Presidents Franklin Delano Roosevelt and Ronald Reagan probably wouldn't have agreed on much, but they were on the same page when it came to trade. Both warned Americans about the dangers of protectionism.
In FDR's words:
Trade is fundamental to the prosperity of Nations, as it is of individuals. All of us earn our living by producing for some market, and all of us buy in some market most of the things we need. We do better, both as producers and consumers, when the markets upon which we depend are as large and rich and various and competitive as possible. The same is true of Nations.
We have not always understood this, in the United States or in any other country. We have tried often to protect some special interest by excluding strangers' goods from competition. In the long run everyone has suffered.

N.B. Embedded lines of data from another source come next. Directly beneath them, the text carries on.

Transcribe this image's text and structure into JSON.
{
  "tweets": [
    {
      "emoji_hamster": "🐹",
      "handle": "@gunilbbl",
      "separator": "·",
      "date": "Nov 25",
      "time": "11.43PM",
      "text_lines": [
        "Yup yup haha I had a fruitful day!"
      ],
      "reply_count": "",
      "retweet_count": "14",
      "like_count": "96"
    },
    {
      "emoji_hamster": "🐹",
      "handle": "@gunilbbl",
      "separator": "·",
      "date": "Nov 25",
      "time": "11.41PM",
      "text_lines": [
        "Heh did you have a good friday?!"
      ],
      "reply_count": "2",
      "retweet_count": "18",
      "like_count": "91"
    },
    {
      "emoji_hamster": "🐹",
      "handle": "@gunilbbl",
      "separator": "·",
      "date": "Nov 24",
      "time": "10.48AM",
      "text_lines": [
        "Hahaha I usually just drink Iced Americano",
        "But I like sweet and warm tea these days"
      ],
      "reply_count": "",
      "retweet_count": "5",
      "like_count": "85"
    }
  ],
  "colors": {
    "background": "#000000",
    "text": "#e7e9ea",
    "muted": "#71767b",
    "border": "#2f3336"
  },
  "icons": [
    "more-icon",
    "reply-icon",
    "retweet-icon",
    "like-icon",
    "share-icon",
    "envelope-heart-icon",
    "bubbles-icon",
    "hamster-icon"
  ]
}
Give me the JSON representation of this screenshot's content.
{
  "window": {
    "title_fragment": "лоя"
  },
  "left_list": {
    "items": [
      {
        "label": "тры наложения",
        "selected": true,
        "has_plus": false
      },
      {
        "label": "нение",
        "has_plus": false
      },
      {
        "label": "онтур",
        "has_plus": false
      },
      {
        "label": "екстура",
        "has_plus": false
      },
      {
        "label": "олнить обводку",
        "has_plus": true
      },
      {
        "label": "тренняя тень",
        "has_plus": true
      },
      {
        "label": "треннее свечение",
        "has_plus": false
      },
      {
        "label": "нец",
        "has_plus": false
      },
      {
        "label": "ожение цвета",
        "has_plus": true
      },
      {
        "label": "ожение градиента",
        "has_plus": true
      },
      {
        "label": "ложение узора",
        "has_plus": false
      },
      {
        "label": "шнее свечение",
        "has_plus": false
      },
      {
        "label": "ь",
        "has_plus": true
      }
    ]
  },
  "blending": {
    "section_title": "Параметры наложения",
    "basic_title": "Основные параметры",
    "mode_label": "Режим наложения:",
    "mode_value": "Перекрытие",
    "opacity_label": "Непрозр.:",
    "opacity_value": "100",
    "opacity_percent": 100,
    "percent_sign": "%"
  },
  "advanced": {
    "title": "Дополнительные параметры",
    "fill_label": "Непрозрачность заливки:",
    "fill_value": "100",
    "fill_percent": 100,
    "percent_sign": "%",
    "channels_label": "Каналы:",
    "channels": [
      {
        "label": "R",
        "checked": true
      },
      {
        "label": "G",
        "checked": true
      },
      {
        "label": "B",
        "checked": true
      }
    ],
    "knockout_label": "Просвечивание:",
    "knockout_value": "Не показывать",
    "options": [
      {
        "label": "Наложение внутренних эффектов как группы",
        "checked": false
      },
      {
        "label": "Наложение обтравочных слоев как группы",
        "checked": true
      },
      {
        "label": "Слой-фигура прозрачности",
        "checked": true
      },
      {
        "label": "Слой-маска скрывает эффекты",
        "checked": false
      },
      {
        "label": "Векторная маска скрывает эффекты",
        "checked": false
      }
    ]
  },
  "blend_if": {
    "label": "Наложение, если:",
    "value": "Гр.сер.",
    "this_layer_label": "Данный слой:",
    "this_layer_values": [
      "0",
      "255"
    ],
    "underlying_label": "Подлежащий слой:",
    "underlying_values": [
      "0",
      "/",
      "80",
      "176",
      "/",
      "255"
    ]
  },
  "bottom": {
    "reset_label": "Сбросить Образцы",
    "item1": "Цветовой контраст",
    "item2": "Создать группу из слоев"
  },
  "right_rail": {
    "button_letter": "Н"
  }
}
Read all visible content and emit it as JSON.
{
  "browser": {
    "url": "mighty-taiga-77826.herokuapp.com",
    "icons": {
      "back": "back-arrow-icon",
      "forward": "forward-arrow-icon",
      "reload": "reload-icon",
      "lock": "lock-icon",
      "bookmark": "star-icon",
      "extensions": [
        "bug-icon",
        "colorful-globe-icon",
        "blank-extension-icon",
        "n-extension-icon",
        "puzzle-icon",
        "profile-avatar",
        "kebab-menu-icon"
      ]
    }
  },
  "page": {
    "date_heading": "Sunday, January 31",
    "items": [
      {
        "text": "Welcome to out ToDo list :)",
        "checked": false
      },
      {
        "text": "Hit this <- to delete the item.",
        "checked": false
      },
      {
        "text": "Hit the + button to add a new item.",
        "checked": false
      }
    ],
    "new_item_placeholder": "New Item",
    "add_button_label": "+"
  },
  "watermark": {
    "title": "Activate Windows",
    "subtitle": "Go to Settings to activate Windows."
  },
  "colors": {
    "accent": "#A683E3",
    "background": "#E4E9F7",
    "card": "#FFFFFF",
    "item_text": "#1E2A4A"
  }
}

Reagan later observed:
A creative, competitive America is the answer to a changing world, not trade wars that would close doors, create greater barriers, and destroy millions of jobs. We should always remember: Protectionism is destructionism.
But many of those talking about trade policy today sound more like President Herbert Hoover than Reagan or FDR. When approving the protectionist Smoot-Hawley Tariff Act in 1930, Hoover said: "There are certain industries which cannot now successfully compete with foreign producers because of lower foreign wages and a lower cost of living abroad."
That view wasn't shared by the leading economists of the day. More than 1,000 of them signed a statement opposing the Smoot-Hawley tariff increases. "Few people could hope to gain from such a change," they argued, noting:
Miners, construction, transportation and public utility workers, professional people and those employed in banks, hotels, newspaper offices, in the wholesale and retail trades, and scores of other occupations would clearly lose, since they produce no products which could be protected by tariff barriers. ... We cannot increase employment by restricting trade.
Reports of companies like Nabisco moving operations to Mexico illustrate the need for more free trade. The U.S. government restricts imports of sugar, forcing Americans to pay roughly twice the world price. As a result, many sugar-using companies have relocated production from the United States to other countries. According to a Commerce Department study, "For each one sugar growing and harvesting job saved through high U.S. sugar prices, nearly three confectionery manufacturing jobs are lost."
Mexico's embrace of free trade has encouraged some carmakers to locate there instead of in the United States, according to The Wall Street Journal. As CBS Money Watch reported, "Mexico ... trumps the U.S. on free trade. It has agreements with 45 countries, meaning low tariffs for exporting globally."
Some suggest that U.S. trade deficits with China and Mexico are a big problem. But there is no evidence that trade deficits shrink the economy. From 2008 to 2009, the U.S. trade deficit plummeted by over 50 percent, and U.S. gross domestic product (GDP) also declined. Then from 2009 to 2014, the U.S. trade deficit increased by $125 billion, but U.S. GDP increased by $2.9 trillion as U.S. manufacturing output soared to the highest level ever.
What about the idea that U.S. companies who relocate to other countries should be penalized? That type of government control over economic activity seems more suited for North Korea or Russia than a country based on private property rights and the rule of law. It would also risk the jobs of over 6 million Americans working for foreign companies that invested in the United States. If the U.S. government starts penalizing companies that move abroad, what's to stop other countries from retaliating by penalizing companies that want to invest in the United States? By the way, in 2014, new foreign investment in the U.S. exceeded new U.S. investment abroad by $185 billion.
Another idea that has been floated is to force Americans to pay high tariffs on Chinese-made clothing and other products, supposedly in order to create jobs in the United States. That makes as much sense as forcing Americans to stop downloading movies and start shopping at Blockbuster Video stores again.
These types of backward-looking proposals would create some jobs, but would destroy others and make Americans poorer. The Heritage Foundation's annual "Index of Economic Freedom" shows that countries with low trade barriers are much more prosperous than those that restrict trade.
Riley is the Jay Van Andel Senior Policy Analyst in the Heritage Foundation's Center for Trade and Economics.